*** Opening WORKING DATA ***

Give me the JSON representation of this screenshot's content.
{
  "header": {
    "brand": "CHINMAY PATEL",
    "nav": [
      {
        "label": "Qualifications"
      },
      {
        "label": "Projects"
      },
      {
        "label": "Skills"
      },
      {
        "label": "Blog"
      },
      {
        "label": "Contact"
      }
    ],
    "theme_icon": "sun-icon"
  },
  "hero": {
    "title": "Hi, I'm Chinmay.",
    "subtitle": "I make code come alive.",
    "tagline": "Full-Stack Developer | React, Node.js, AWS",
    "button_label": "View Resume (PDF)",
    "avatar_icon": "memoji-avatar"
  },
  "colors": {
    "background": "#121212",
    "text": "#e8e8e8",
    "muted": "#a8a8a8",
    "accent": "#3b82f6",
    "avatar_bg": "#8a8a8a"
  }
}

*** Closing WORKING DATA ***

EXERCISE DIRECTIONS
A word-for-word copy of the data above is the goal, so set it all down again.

SOLUTION TO THIS PROBLEM
Give me the JSON representation of this screenshot's content.
{
  "header": {
    "brand": "CHINMAY PATEL",
    "nav": [
      {
        "label": "Qualifications"
      },
      {
        "label": "Projects"
      },
      {
        "label": "Skills"
      },
      {
        "label": "Blog"
      },
      {
        "label": "Contact"
      }
    ],
    "theme_icon": "sun-icon"
  },
  "hero": {
    "title": "Hi, I'm Chinmay.",
    "subtitle": "I make code come alive.",
    "tagline": "Full-Stack Developer | React, Node.js, AWS",
    "button_label": "View Resume (PDF)",
    "avatar_icon": "memoji-avatar"
  },
  "colors": {
    "background": "#121212",
    "text": "#e8e8e8",
    "muted": "#a8a8a8",
    "accent": "#3b82f6",
    "avatar_bg": "#8a8a8a"
  }
}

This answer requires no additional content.